A couple of weeks ago Dave Carroll and myself hosted a webinar highlighting some of the new Platform features in the Winter ’12 release. One of the new features that I demoed during that webinar was Visualforce Charting – a new Pilot feature in Winter ’12 that allows you to develop custom and complex charts using standard Visualforce components/tags.

I demoed two Visualforce pages during the webinar – a very simple Pie Chart and a more complex Bar and Line Chart, all rendered using standard VF Charting components. Lets look at the more complex page in greater detail (see screenshot on the left). The page plots two data series on the same VF Chart – a Bar series that shows the total booked $ revenue (i.e. total amount of all Closed Won Opportunities) for each month of the year, and a Line series that plots the number of Closed Won Opportunities in that month (i.e. how many Opportunities did it take to book the monthly revenue). Here is the VF markup for the page.

And here is the Apex controller for the page.

Lets break down this code into digestible chunks.

1) New VF Charting components/tags: In Winter ’12, a couple of new components/tags have been added to the VF library to support various chart types. The parent/high-level component that is required in any page that displays a VF Chat is <apex:chart> (line 3). That component has a couple of attributes to control how the charts displays, but the most important attribute is ‘data’. As expected, that attribute lets you bind data that will be plotted on the chart (more on this later). The <apex:chart> component can have one or more child components that correspond to various chart types. The three types of charts currently supported by Visualforce are Pie charts (<apex:pieSeries>), Bar charts (<apex:barSeries>) and Line charts (<apex:lineSeries>). As shown in the example above, you can even plot multiple Bar and Line series on the same chart. Each Bar and Line series also needs 2 axis defined using the <apex:axis> component. You can define the position and type (‘Numeric’ or ‘Category’) for the axis using the respective attributes. Note that you can have 2 different data series share an axis. For example, the Bar and Line series defined above share the same X axis (the month of the year).

2) Binding data to a VF chart: VF Charting supports a couple of different ways to bind data to a Chart. You can bind the ‘data’ attribute of the <apex:chart> component to a method on the controller/extension that returns a List of SObjects or a List of any Apex objects. If your method returns a list of SObjects, you can then simply use the SObject fields to plot data on the chart. Alternatively, you can return a list of any Apex object. In the example above, I could have just returned the List<AggregateResult> that is returned by my aggregate SOQL query. The issue there is that the SOQL CALENDAR_MONTH function returns a numeric value (1-12) and so my Chart would have shown numbers instead of text on the X axis. Instead, I choose to convert the month value to a string and populate a simple wrapper class (OpportunityData) with the appropriate data.

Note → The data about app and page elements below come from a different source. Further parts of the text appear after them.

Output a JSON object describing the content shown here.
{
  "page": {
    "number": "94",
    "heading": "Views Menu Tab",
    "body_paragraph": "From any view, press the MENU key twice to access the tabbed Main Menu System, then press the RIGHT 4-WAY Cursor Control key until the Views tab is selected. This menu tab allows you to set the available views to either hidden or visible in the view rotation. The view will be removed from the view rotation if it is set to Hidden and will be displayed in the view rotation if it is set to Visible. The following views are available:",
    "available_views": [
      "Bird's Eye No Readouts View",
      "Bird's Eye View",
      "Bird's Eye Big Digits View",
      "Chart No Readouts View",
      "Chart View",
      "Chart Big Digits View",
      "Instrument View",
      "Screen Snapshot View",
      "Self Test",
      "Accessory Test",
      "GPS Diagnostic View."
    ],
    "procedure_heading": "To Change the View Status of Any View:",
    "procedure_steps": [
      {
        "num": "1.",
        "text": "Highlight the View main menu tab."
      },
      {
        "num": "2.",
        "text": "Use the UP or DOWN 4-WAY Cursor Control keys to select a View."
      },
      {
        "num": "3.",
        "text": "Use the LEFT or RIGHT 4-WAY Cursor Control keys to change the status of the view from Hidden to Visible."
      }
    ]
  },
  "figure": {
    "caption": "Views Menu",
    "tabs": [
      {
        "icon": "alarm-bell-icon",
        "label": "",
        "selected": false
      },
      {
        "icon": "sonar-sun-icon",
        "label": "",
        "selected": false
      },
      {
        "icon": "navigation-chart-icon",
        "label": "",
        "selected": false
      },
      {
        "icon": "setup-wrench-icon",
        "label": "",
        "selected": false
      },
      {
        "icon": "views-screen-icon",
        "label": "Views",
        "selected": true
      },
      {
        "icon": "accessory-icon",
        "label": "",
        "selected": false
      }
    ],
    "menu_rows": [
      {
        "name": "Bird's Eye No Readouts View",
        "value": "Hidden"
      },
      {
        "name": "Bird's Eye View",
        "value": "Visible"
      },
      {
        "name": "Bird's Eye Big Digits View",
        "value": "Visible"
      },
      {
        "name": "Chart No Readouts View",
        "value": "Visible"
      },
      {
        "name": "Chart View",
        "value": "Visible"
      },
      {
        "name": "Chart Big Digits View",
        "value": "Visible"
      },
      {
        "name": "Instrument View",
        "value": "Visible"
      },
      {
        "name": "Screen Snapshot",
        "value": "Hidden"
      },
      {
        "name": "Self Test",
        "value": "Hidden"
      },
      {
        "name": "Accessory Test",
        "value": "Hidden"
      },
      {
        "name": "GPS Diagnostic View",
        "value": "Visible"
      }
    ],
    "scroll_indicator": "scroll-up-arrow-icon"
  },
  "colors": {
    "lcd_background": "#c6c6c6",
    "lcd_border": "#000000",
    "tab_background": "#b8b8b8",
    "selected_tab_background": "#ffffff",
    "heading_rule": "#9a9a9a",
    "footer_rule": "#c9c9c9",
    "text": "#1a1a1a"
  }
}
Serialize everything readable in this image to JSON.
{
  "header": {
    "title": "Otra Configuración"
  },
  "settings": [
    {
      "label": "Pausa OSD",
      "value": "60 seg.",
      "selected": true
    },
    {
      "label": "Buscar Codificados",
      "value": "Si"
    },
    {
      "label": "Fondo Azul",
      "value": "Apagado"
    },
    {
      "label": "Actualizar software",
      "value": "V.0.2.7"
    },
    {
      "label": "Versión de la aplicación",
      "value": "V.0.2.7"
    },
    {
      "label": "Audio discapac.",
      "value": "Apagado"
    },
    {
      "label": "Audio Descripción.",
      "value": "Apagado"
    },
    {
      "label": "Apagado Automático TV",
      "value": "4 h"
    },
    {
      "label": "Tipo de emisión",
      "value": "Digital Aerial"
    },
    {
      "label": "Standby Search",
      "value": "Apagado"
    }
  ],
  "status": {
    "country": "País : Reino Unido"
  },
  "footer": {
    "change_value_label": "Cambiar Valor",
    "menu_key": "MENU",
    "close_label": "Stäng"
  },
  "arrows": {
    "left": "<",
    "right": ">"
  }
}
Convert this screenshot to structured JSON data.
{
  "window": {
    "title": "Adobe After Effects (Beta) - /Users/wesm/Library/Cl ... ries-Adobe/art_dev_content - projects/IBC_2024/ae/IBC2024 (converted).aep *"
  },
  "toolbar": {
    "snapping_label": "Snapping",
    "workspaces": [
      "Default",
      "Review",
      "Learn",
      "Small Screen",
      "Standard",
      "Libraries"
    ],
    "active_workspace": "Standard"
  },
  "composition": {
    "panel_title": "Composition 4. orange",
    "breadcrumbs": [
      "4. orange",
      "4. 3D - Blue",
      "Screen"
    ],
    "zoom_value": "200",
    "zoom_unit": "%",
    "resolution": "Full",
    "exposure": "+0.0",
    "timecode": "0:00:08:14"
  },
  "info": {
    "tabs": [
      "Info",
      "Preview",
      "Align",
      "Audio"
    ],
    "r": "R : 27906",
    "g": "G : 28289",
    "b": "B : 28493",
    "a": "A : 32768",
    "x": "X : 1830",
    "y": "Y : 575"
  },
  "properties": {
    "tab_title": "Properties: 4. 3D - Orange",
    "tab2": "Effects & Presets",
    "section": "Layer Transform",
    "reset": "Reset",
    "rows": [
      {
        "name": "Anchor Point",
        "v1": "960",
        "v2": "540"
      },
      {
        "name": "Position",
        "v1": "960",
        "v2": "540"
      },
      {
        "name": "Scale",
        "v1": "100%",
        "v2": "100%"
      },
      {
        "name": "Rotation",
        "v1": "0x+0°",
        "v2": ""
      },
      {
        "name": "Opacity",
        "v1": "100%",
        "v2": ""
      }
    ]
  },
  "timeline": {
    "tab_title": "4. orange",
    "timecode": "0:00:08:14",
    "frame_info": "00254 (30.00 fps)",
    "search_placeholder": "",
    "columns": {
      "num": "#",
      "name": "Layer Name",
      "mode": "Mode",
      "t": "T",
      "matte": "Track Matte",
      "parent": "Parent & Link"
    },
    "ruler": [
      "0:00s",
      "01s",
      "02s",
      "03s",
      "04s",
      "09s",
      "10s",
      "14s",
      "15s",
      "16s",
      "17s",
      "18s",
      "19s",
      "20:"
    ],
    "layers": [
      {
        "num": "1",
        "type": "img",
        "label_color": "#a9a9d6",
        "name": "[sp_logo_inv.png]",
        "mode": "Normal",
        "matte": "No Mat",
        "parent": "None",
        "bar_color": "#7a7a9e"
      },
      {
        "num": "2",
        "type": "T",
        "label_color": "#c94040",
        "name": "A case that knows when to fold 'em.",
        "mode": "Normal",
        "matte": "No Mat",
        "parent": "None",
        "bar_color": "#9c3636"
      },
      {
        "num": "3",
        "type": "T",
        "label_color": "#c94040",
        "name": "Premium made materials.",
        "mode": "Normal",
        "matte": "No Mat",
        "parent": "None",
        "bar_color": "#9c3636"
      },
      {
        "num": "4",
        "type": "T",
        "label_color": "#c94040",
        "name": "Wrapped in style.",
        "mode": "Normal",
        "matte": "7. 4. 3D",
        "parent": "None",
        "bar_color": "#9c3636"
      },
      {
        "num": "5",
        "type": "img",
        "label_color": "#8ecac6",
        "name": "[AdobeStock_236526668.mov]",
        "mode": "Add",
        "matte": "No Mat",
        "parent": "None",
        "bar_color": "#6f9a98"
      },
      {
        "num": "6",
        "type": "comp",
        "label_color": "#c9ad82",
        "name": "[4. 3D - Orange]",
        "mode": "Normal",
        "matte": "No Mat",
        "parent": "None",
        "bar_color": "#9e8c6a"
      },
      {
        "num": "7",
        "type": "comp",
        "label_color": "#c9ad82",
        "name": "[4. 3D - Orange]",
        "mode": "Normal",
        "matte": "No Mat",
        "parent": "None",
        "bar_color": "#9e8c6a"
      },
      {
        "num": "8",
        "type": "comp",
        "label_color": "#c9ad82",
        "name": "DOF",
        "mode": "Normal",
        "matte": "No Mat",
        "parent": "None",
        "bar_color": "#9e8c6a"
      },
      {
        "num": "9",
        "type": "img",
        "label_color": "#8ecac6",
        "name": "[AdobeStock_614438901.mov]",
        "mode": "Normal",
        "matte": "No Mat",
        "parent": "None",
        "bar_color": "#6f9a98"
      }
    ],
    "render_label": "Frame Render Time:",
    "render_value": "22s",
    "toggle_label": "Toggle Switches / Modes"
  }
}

In addition to binding the ‘data’ attribute of the <apex:chart> component to a controller method, you also need to specify which SObject/Object field/property should be used to extract the X and Y values for a Bar or Line series. You do so via the ‘fields’ attribute of the <apex:axis> component and the ‘xField’ and ‘yField’ attributes of the <apex:barSeries>/<apex:lineSeries> components.

Finally, for a more advanced use case, you can also bind a Chart to a JavaScript function or JavaScript Array that you define in your VF page. Binding to a JS function for example would allow you to get data from Salesforce using JavaScript remoting and then mash/manipulate that data in JS before rendering in on the VF chart. Check the Visualforce Developers Guide for more details about this option.

3) The extras: VF Charting also has a couple of other components like <apex:chartTips> and <apex:chartLabel> that let you fine tune what gets displayed on the Chart. For example, notice how I use the <apex:chartLabel> component on line 9 to rotate the month text on the X-axis. Again, check the Visualforce Developers Guide for more details on what you can do with these components.

Hopefully this simple sample gives you a taste of what’s possible with the new VF Charting feature. With just a couple of lines of code you can produce complex charts that may not be otherwise possible using our standard Reporting and Analytics engine. And the best part is that you can always create a Dashboard that uses your custom VF page as its source to display these custom charts to end users. Since the Charts themselves are rendered using JavaScript (no Flash or external plugin required), you can even display a custom chart on any mobile device that supports Visualforce pages.

Before you get started, remember that VF Charting is still a Pilot feature in Winter ’12. You’ll therefore have to contact Salesforce support in order to have it enabled in your DE or Sandbox Org. Now go forth and Chart!

Get the latest Salesforce Developer blog posts and podcast episodes via Slack or RSS.

Add to Slack Subscribe to RSS